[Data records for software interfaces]
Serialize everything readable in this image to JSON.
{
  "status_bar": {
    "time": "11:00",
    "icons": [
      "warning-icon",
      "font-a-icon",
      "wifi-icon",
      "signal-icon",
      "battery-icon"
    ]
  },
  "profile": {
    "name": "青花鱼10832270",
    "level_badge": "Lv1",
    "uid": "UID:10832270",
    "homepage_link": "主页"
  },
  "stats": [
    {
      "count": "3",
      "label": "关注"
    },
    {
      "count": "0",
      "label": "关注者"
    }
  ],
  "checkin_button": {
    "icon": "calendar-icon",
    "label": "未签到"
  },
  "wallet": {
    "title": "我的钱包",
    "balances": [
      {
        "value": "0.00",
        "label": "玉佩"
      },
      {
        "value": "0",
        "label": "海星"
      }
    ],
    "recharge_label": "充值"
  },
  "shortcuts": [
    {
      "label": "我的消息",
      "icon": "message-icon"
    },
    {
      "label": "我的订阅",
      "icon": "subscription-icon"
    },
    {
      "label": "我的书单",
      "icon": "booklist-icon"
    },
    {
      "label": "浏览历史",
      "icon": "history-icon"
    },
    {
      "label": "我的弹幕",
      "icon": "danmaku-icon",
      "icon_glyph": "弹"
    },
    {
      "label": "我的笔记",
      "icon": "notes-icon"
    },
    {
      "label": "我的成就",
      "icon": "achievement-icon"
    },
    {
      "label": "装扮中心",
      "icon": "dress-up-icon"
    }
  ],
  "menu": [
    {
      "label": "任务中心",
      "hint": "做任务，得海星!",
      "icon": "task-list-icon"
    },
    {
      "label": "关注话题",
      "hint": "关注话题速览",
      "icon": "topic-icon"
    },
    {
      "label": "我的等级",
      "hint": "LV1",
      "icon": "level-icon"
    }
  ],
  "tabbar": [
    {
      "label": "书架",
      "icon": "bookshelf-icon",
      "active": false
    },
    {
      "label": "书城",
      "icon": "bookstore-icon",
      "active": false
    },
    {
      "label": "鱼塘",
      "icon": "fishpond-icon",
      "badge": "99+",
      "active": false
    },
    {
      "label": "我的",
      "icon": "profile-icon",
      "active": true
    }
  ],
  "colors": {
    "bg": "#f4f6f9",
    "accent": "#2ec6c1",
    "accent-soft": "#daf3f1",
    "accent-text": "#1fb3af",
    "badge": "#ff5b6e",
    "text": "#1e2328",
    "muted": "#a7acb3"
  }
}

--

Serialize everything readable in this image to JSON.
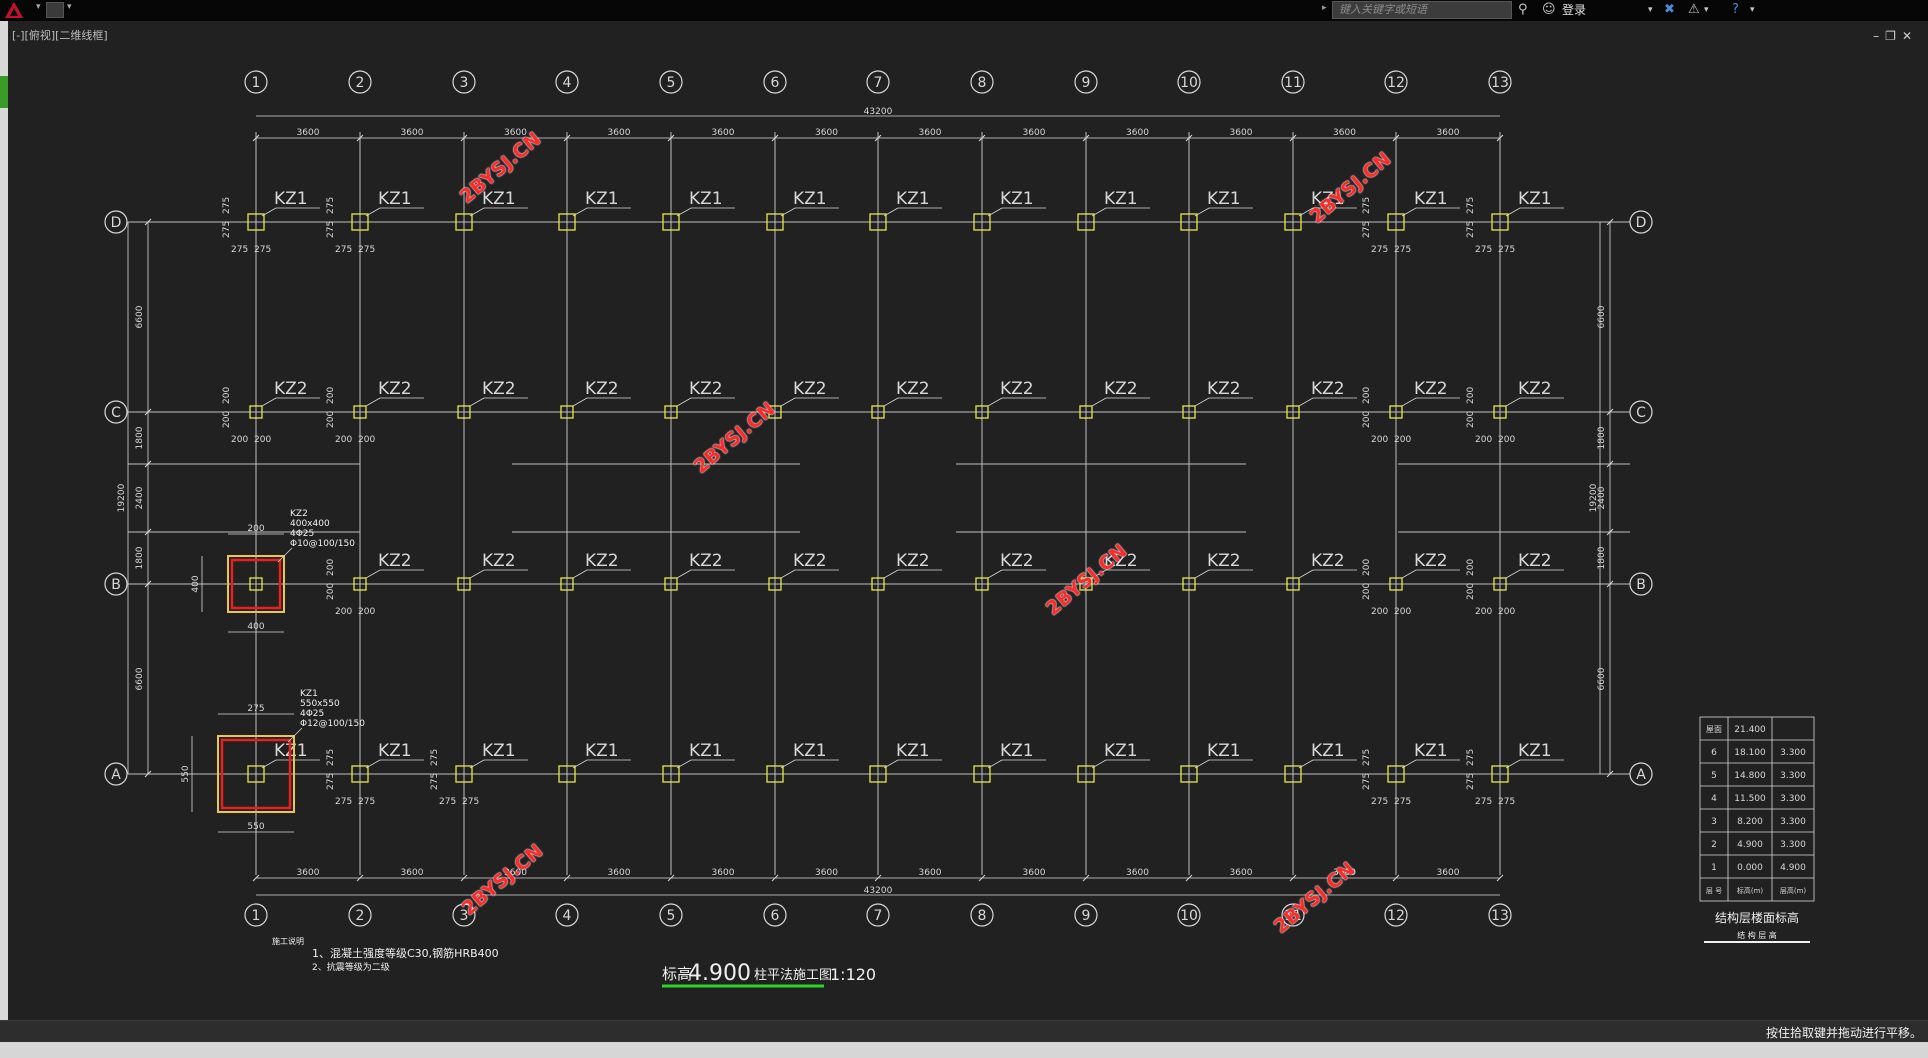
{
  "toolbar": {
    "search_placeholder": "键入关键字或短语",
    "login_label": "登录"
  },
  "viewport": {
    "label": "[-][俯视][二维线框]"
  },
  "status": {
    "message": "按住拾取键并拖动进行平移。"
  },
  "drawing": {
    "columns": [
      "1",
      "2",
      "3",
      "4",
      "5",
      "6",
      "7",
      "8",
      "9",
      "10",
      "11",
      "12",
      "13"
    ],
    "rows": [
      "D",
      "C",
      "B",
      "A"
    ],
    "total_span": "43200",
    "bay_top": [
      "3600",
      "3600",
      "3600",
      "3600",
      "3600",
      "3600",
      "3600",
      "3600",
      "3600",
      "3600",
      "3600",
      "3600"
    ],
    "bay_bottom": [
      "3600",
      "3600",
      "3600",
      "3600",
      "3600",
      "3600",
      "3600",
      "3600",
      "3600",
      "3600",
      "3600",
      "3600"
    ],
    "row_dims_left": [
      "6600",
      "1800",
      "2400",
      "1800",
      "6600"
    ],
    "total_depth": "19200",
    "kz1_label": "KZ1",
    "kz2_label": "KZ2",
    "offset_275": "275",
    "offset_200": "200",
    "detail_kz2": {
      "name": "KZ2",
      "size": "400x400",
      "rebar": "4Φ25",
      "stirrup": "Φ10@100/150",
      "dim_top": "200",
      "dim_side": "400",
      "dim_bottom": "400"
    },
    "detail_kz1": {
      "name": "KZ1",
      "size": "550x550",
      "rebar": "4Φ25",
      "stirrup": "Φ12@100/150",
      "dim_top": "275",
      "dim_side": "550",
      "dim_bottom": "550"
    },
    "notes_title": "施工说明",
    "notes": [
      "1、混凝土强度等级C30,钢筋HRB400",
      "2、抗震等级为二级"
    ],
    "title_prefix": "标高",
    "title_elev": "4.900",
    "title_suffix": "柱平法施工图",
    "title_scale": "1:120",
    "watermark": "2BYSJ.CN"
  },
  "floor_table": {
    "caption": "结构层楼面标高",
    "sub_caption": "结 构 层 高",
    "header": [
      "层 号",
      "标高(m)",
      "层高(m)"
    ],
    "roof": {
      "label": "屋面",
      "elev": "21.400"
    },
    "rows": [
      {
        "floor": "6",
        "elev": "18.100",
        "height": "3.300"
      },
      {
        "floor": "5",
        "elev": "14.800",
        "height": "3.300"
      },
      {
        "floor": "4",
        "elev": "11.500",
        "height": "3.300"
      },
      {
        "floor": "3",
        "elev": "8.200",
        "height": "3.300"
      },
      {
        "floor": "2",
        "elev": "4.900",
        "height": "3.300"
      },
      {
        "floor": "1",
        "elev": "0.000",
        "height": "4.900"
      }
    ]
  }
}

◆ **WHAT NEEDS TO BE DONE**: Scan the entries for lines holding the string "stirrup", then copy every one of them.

◆ **ANSWER BOX**:
      "stirrup": "Φ10@100/150",
      "stirrup": "Φ12@100/150",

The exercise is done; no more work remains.